(Stored dataset items)
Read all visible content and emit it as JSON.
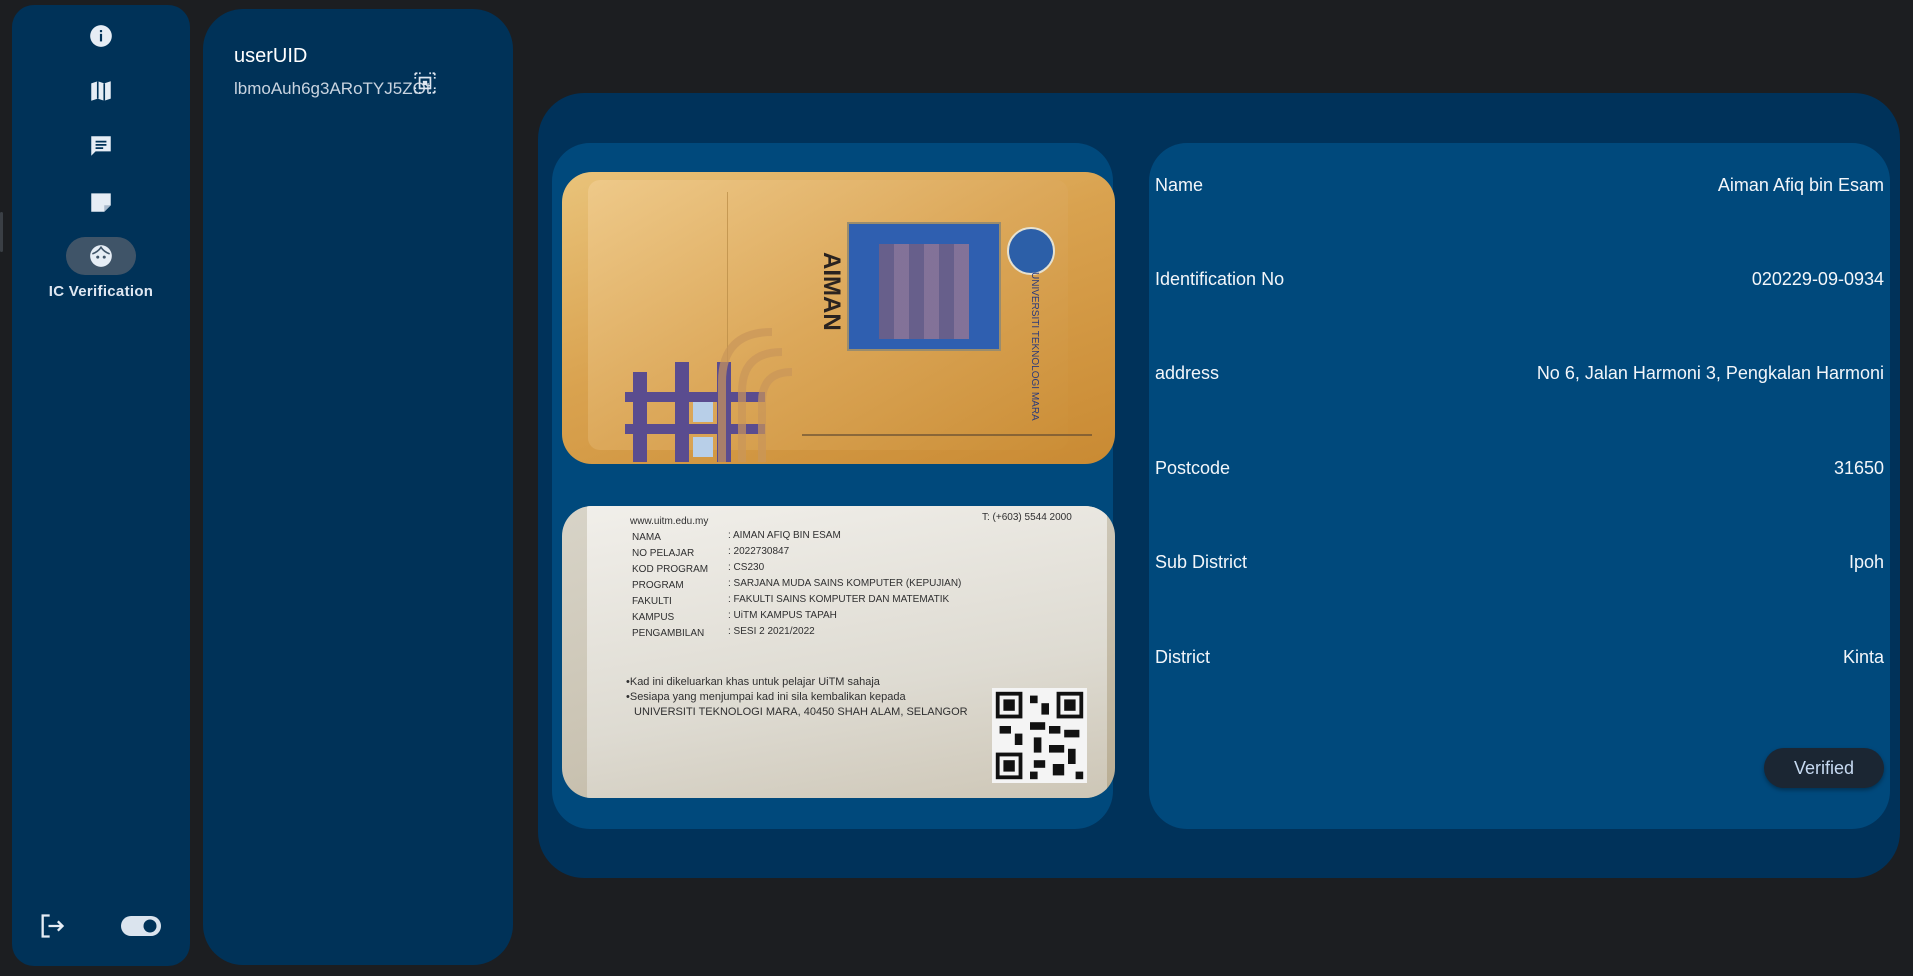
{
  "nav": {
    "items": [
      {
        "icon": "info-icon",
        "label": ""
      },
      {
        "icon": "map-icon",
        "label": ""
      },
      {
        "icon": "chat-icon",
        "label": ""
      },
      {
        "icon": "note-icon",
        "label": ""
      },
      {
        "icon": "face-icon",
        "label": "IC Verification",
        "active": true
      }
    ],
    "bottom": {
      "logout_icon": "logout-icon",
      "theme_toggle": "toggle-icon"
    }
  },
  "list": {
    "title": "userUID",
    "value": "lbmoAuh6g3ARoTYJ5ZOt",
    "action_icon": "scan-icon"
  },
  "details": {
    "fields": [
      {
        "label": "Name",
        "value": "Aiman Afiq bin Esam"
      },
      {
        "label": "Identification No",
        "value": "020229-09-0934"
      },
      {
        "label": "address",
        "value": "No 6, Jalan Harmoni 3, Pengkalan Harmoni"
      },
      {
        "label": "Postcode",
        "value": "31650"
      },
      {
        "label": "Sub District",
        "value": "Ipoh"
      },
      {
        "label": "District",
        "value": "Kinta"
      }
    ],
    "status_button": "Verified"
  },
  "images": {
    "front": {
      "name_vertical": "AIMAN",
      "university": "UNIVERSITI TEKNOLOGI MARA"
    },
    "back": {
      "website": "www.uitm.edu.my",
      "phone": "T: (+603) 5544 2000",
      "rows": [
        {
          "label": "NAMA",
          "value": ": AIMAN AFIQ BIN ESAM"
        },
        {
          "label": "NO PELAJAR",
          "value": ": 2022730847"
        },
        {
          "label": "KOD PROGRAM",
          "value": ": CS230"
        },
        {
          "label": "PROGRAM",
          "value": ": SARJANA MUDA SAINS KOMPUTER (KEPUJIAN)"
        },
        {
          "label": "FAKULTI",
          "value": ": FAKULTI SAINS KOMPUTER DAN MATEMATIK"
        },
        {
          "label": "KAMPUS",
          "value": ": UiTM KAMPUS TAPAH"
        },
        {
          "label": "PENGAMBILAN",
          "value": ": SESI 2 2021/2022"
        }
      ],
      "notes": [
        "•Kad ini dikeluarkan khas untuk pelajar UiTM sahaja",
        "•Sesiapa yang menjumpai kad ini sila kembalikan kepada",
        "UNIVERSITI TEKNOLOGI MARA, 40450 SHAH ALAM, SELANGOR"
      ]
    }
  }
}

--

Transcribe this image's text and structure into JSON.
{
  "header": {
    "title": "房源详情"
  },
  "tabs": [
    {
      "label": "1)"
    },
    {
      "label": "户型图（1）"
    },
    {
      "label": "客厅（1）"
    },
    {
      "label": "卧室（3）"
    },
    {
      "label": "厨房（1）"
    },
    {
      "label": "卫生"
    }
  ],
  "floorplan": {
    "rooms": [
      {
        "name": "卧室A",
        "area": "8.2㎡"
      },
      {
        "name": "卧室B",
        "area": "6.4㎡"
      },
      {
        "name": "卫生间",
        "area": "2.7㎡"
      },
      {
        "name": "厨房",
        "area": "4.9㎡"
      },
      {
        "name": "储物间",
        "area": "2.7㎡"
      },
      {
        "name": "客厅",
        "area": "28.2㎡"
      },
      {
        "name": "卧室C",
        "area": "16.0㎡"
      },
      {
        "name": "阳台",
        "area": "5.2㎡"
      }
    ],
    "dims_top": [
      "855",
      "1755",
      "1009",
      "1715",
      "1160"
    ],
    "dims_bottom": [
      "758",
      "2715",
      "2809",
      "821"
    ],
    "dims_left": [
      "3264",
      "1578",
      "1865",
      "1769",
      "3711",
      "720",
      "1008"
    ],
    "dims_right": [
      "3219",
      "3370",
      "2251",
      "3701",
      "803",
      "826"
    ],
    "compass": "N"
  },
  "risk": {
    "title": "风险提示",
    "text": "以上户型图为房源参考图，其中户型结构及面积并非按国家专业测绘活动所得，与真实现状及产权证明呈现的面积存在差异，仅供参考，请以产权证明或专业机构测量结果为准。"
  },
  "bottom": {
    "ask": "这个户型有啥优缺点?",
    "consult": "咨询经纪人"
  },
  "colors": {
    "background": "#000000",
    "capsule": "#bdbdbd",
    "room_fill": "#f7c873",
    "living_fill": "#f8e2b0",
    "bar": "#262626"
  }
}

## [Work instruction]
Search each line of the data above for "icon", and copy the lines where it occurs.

## [Result of the task]
        "icon": "info-icon",
        "icon": "map-icon",
        "icon": "chat-icon",
        "icon": "note-icon",
        "icon": "face-icon",
      "logout_icon": "logout-icon",
      "theme_toggle": "toggle-icon"
    "action_icon": "scan-icon"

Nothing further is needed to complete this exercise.